▼

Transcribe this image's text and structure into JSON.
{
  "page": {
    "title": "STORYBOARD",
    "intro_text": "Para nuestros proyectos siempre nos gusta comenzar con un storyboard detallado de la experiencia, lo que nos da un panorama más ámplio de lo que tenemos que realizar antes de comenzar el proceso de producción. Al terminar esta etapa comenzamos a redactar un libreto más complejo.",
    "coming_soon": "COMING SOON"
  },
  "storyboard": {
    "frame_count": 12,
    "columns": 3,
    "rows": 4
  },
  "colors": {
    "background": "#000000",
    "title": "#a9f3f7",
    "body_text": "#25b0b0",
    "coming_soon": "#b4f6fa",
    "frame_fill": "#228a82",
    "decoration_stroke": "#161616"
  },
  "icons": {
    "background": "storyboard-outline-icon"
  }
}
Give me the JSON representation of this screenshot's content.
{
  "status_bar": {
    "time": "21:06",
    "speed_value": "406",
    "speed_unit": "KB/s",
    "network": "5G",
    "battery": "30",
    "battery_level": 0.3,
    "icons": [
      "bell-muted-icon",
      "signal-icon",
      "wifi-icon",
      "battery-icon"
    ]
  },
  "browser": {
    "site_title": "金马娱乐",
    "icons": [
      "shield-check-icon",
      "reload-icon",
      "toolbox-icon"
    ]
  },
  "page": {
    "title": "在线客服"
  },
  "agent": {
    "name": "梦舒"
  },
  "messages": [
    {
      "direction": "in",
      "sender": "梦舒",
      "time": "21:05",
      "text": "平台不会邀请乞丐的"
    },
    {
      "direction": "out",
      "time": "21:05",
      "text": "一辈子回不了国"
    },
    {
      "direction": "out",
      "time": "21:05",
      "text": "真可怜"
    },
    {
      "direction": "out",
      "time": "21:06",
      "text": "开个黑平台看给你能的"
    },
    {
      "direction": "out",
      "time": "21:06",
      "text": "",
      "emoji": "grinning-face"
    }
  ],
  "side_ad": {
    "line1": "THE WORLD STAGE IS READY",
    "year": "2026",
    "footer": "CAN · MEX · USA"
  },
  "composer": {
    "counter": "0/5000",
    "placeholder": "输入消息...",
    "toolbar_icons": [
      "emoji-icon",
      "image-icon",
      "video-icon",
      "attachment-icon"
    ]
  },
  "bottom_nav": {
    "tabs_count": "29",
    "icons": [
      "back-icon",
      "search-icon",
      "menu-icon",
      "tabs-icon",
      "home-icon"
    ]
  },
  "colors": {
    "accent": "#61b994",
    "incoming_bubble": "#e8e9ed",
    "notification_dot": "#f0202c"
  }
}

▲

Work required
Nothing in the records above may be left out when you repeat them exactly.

Output for this exercise
Transcribe this image's text and structure into JSON.
{
  "page": {
    "title": "STORYBOARD",
    "intro_text": "Para nuestros proyectos siempre nos gusta comenzar con un storyboard detallado de la experiencia, lo que nos da un panorama más ámplio de lo que tenemos que realizar antes de comenzar el proceso de producción. Al terminar esta etapa comenzamos a redactar un libreto más complejo.",
    "coming_soon": "COMING SOON"
  },
  "storyboard": {
    "frame_count": 12,
    "columns": 3,
    "rows": 4
  },
  "colors": {
    "background": "#000000",
    "title": "#a9f3f7",
    "body_text": "#25b0b0",
    "coming_soon": "#b4f6fa",
    "frame_fill": "#228a82",
    "decoration_stroke": "#161616"
  },
  "icons": {
    "background": "storyboard-outline-icon"
  }
}
Give me the JSON representation of this screenshot's content.
{
  "status_bar": {
    "time": "21:06",
    "speed_value": "406",
    "speed_unit": "KB/s",
    "network": "5G",
    "battery": "30",
    "battery_level": 0.3,
    "icons": [
      "bell-muted-icon",
      "signal-icon",
      "wifi-icon",
      "battery-icon"
    ]
  },
  "browser": {
    "site_title": "金马娱乐",
    "icons": [
      "shield-check-icon",
      "reload-icon",
      "toolbox-icon"
    ]
  },
  "page": {
    "title": "在线客服"
  },
  "agent": {
    "name": "梦舒"
  },
  "messages": [
    {
      "direction": "in",
      "sender": "梦舒",
      "time": "21:05",
      "text": "平台不会邀请乞丐的"
    },
    {
      "direction": "out",
      "time": "21:05",
      "text": "一辈子回不了国"
    },
    {
      "direction": "out",
      "time": "21:05",
      "text": "真可怜"
    },
    {
      "direction": "out",
      "time": "21:06",
      "text": "开个黑平台看给你能的"
    },
    {
      "direction": "out",
      "time": "21:06",
      "text": "",
      "emoji": "grinning-face"
    }
  ],
  "side_ad": {
    "line1": "THE WORLD STAGE IS READY",
    "year": "2026",
    "footer": "CAN · MEX · USA"
  },
  "composer": {
    "counter": "0/5000",
    "placeholder": "输入消息...",
    "toolbar_icons": [
      "emoji-icon",
      "image-icon",
      "video-icon",
      "attachment-icon"
    ]
  },
  "bottom_nav": {
    "tabs_count": "29",
    "icons": [
      "back-icon",
      "search-icon",
      "menu-icon",
      "tabs-icon",
      "home-icon"
    ]
  },
  "colors": {
    "accent": "#61b994",
    "incoming_bubble": "#e8e9ed",
    "notification_dot": "#f0202c"
  }
}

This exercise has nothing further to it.